Some families use the state’s school standards as a starting point and add other areas of study throughout the year. These standards are available on each state’s Department of Education Website. That way, if your child may return to a traditional brick and mortar school at some point, the same material has been covered in the homeschool environment.
There can be a lot of negative association with “common core” but the great thing about homeschool is that we are not bound to teach any topic in any specific way. Many of the standards are basics for that grade level and homeschool parents can choose how (or if) we want to teach anything else.
We build a DIY curriculum and choose to use the state standards as a starting point, but the problem I ran into was the state websites often including a lot of non-essential information that made them difficult to print or organize. I found that the easiest solution was to find them in a checklist format is on Teachers Pay Teachers. So far, for $3-6, I have found a teacher who has taken the time to put all standards in one document and I have gladly paid them for that time and effort! This type of checklist is what I use for planning what I will teach for the year.
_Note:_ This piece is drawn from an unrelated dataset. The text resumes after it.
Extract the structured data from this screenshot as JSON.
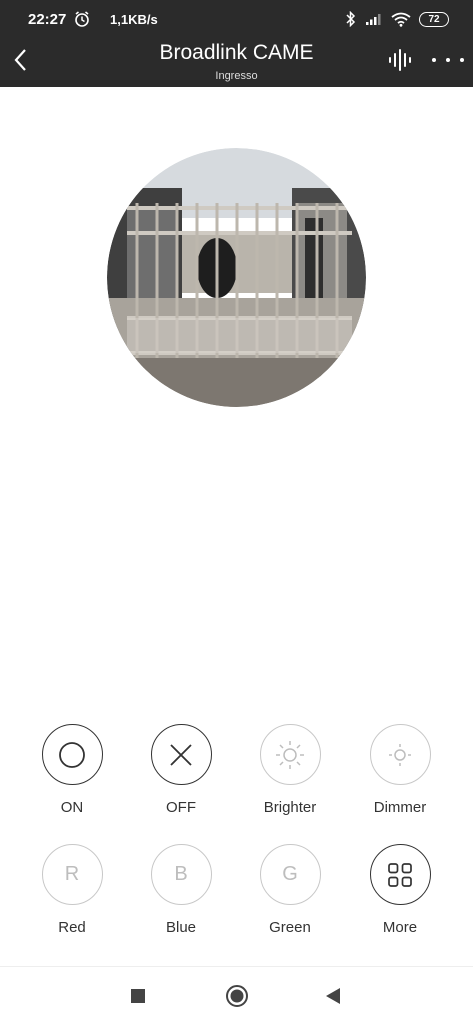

If you use a pre-packaged curriculum, much of the content planning is done for you. Even if you know what you are using but haven’t ordered it yet, you can still plan by finding the table of contents for your curriculum and using it as a guide. In a quick search, a couple of clicks on Google allowed me to preview the contents of a common pre-packaged homeschool curriculum.
Others may use a digital curriculum that is already built with a clear path of units and lessons in sequential order. If you have access and can see all of the units, then much of the “what to teach” is already done for you. In this case, you could preview the content and make note if there is any particular unit that you want to skip or supplement (if the digital format allows that).
Now you have the topics for your upcoming school year, and the last step is to know when you will teach those topics.
Map Your Homeschool Curriculum
Once you know what you will teach, you can map out your year.
Lesson learned the hard way from my first curriculum map… give yourself plenty of room to change so that it’s not a big deal when you need to slow down, speed up, or skip around.
Now I use a much more general outline and it looks very simple. In fact, this is an example! Nothing fancy, a simple spreadsheet with the topics I gathered from Step #2 organized into a map that matches the calendar plan from Step #1 (nine weeks for us).
You can make this as general or as detailed as you would like. I do not plan individual lessons at this point. I plan more detailed lessons week to week through the homeschool year. But a map saves so much time and gives me direction for the individual lessons. It’s lays out a clear learning path.
You could, however, list resources, books, experiments, activities that come to mind during the planning process. In the middle of the homeschool year, it’s hard to think as clearly as it is during time reserved just for brainstorming and mapping out the topics and timeline for the year. So this part of the process could be more detailed with your ideas specific lesson plans for a topic.
Hopefully this gave you some ideas as a springboard for planning your homeschool year!